Your Environment. Your Health.

DECODING THE SIGNATURE OF SPERM RNA & RNA MODIFICATION OF ENVIRONMENTAL STRESSORS ON THE INTERGENERATIONAL TRANSMISSION OF METABOLIC PHENOTYPES

Export to Word (http://www.niehs.nih.gov//portfolio/index.cfm/portfolio/grantdetail/grant_number/R01ES032024/format/word)
Principal Investigator: Chen, Qi
Institute Receiving Award University Of California Riverside
Location Riverside, CA
Grant Number R01ES032024
Funding Organization National Institute of Environmental Health Sciences
Award Funding Period 01 Sep 2020 to 30 Jun 2025

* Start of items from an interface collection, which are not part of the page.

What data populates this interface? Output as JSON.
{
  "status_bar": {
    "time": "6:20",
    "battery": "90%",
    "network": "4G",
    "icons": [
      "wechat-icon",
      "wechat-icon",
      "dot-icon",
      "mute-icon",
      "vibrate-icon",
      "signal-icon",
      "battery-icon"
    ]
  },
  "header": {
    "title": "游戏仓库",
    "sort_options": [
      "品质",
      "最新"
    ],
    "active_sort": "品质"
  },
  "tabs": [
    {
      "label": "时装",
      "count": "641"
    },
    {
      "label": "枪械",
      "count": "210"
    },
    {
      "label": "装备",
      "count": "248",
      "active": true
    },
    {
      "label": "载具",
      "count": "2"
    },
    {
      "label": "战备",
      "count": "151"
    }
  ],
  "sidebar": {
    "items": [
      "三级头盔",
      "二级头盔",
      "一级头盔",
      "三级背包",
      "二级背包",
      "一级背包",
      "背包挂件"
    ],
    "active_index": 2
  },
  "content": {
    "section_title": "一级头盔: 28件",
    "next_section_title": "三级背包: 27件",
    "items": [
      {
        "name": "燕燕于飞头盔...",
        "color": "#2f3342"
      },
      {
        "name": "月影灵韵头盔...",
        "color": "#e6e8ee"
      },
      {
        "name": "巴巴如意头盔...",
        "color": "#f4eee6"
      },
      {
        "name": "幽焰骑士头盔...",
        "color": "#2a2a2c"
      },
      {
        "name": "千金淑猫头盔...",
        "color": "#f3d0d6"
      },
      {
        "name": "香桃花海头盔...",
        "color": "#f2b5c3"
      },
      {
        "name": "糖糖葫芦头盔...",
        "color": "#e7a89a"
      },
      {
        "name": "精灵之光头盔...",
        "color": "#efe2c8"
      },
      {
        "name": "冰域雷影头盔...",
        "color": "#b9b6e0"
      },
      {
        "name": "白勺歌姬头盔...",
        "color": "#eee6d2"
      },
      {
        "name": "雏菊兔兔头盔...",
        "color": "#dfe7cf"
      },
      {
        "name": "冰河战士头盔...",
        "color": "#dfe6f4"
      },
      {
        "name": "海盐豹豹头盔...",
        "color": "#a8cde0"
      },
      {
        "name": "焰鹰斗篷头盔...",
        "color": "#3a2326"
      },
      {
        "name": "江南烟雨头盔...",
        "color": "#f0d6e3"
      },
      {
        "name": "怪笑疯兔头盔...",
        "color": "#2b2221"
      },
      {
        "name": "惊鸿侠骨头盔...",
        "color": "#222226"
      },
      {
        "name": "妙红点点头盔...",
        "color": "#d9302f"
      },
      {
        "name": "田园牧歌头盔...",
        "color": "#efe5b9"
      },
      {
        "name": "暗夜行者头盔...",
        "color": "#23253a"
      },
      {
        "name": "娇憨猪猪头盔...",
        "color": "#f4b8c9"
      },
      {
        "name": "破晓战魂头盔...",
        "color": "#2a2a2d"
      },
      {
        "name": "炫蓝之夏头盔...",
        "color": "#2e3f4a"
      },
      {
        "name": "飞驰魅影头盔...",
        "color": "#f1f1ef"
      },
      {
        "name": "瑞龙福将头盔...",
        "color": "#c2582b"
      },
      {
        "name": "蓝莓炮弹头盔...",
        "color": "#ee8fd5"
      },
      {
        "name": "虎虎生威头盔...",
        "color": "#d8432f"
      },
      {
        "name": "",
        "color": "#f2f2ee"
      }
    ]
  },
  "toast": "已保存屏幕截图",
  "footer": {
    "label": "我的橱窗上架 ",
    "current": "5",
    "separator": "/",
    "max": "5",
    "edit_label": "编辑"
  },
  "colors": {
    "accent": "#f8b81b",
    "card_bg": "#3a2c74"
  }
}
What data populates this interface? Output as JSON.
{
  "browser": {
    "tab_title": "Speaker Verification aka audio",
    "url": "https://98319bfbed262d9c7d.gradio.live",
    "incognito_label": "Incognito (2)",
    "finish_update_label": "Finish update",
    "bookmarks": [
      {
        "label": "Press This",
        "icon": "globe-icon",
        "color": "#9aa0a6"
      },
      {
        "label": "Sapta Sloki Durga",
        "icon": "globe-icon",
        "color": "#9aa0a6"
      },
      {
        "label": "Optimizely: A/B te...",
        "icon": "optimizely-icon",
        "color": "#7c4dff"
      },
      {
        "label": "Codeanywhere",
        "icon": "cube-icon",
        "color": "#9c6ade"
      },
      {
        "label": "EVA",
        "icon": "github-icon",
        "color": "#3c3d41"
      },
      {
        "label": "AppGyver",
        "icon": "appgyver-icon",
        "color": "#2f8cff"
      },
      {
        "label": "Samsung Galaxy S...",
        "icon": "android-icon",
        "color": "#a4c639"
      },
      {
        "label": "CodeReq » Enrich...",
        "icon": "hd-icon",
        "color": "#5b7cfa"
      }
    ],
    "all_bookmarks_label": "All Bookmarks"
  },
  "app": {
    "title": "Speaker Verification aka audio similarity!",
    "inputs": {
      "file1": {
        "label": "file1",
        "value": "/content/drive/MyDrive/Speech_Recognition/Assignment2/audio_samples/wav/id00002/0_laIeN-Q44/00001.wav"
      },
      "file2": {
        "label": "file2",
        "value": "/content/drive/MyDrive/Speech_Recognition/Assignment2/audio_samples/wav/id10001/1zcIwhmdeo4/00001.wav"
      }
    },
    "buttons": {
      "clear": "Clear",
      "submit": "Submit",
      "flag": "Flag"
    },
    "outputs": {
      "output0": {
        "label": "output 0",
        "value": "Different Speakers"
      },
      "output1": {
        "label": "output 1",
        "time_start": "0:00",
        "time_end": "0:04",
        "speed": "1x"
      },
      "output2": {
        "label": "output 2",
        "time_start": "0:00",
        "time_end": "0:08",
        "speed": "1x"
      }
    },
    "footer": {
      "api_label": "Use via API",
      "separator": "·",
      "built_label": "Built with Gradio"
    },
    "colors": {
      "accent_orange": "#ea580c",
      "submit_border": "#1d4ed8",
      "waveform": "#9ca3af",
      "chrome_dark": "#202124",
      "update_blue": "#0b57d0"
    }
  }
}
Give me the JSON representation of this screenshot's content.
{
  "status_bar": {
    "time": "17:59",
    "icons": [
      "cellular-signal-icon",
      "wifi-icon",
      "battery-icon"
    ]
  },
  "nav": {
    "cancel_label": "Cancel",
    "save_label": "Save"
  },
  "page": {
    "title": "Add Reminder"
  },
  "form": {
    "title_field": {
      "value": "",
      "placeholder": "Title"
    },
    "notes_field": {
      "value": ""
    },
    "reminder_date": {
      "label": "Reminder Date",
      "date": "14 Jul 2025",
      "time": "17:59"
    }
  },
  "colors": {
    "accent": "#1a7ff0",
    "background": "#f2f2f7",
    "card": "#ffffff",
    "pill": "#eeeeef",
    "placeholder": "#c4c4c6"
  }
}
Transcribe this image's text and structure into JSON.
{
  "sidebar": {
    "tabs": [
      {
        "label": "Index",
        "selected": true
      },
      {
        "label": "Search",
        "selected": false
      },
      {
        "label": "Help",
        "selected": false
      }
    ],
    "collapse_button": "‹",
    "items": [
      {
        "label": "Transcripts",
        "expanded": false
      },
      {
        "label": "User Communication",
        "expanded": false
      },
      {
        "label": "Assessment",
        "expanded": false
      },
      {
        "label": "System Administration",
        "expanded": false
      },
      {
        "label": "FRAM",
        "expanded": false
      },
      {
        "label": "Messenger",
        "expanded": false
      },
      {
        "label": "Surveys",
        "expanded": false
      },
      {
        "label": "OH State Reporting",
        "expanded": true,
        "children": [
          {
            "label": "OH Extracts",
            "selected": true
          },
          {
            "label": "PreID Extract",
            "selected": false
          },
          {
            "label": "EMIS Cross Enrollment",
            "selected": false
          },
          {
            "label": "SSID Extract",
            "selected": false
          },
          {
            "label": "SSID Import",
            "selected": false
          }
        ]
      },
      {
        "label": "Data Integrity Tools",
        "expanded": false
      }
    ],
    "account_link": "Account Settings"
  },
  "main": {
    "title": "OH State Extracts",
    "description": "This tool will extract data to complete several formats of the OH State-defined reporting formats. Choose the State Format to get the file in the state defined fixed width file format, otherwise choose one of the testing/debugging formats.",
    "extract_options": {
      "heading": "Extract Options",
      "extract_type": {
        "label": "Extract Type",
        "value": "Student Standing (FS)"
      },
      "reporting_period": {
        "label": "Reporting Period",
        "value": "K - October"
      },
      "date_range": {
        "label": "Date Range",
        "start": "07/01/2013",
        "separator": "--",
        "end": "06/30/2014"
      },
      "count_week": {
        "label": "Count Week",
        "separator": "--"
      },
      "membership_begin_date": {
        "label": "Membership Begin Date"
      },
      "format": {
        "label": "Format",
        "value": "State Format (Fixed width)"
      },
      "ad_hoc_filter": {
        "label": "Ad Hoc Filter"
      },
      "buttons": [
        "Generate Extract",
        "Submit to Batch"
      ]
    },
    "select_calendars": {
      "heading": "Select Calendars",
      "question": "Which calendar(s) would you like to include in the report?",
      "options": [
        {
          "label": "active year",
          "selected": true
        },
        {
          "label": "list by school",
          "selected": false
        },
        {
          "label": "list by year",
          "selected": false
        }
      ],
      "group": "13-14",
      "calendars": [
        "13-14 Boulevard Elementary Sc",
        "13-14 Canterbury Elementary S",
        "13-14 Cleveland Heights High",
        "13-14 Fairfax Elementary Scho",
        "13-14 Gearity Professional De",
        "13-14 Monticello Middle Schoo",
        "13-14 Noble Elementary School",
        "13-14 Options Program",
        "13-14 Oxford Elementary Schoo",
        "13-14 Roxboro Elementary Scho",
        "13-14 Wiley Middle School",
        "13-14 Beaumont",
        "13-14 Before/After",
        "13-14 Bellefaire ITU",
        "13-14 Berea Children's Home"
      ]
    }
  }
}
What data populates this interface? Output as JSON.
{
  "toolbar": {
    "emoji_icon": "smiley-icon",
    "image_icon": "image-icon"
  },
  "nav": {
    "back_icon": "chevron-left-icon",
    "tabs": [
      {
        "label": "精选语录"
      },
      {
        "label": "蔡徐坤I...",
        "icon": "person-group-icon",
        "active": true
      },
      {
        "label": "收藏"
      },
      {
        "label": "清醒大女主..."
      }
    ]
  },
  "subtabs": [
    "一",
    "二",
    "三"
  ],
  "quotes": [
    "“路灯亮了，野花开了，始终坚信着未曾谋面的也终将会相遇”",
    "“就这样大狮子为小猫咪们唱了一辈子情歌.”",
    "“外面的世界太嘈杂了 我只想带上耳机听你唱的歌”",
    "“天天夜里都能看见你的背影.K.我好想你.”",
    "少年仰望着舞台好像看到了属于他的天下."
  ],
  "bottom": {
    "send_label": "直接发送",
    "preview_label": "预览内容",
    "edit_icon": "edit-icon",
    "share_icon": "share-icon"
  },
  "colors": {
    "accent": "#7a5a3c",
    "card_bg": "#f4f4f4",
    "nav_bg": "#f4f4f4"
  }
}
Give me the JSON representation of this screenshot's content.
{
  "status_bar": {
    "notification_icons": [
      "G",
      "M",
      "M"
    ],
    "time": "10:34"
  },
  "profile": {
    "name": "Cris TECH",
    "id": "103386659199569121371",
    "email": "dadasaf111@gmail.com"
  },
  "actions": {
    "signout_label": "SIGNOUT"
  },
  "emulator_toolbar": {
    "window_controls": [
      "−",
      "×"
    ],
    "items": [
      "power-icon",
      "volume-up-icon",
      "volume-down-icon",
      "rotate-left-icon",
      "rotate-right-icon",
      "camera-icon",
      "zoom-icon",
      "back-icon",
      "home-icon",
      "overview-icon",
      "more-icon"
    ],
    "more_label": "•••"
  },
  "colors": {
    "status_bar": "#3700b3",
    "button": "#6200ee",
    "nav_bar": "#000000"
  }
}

DESCRIPTION (provided by applicant): Project Summary Emerging evidence has shown that small non-coding RNAs (sRNAs) harbor a diversity of RNA modifications. RNA modifications have the potential to store a secondary layer of labile biological information that is responsive to various environmental exposures and can modulate RNA properties such as stability and interaction potential, thus contributing to complex physiological/pathological processes. In our previous mouse model of paternal high- fat diet (HFD)-induced intergenerational inheritance, we found that tRNA-derived small RNAs (tsRNAs) and RNA methylatranserase (Dnmt2)-mediated site-specific RNA modification established a “sperm RNA code” that is required for intergenerational transmission of paternally acquired metabolic disorders (Science 2016; Nat Cell Biol 2018). These data, along with others, support an emerging concept that RNA modifications in sperm small RNAs serve as an additional layer of paternal hereditary information that can be modulated by environmental input, and is essential for regulating offspring phenotype via embryo development. These advances have set the stage to further examine whether a wider range of paternal environmental exposures, such as tributyltin (TBT) and arsenite (both are known to associate with obesity and metabolic disorders) will similarly alter sperm RNAs to confer offspring phenotype. This concerns the nature of the core sperm RNA code (i.e. a group of modified tsRNAs) shared by different exposure that is responsible for the intergenerational phenotype transmission; and also the molecular mechanism by which the modified sperm tsRNAs regulate embryo development to dictate offspring’s metabolic performance. In present project, we aim to first decipher the essential sperm tsRNAs & associated RNA modifications that responsible for programming offspring metabolic health, by comparatively studying different paternal environmental stressors (HFD, TBT & arenite exposure) with improved small RNA- seq protocol, which reduces sequencing bias by enzymatically removing RNA modifications that block reverse transcriptase and terminal adaptor ligation; we also explore the upstream regulators of the altered sperm tsRNAs, with a focus on RNA modifications enzymes (Aim 1). We will further isolate individual tsRNAs followed by RNA modification quantification using Liquid Chromatography-tandem Mass Spectrometry (LC-MS/MS), and test their function in conferring offspring phenotype by zygotic RNA injection and offspring phenotype tracking (Aim 2). Mechanistically, we will test the hypothesis whether modified sperm tsRNAs can program the metabolic state by regulating ribosome heterogeneity that control distinct translational pool of mRNAs (Aim3). In other words, we propose that environmental stressor-induced “sperm RNA code” is transformed into an “embryonic ribosome code”, which generates translational specificity to define the metabolic phenotype of offspring. Data from the proposed study may not only reveal the nature and mechanism of metabolic disorder related sperm RNA code, but also generate fundamental knowledge for future therapeutic intervention facing the obesogenic environment.
Science Code(s)/Area of Science(s) Primary: 10 - Epigenetics
Secondary: 03 - Carcinogenesis/Cell Transformation
Publications No publications associated with this grant
Program Officer Frederick Tyson
Back
to Top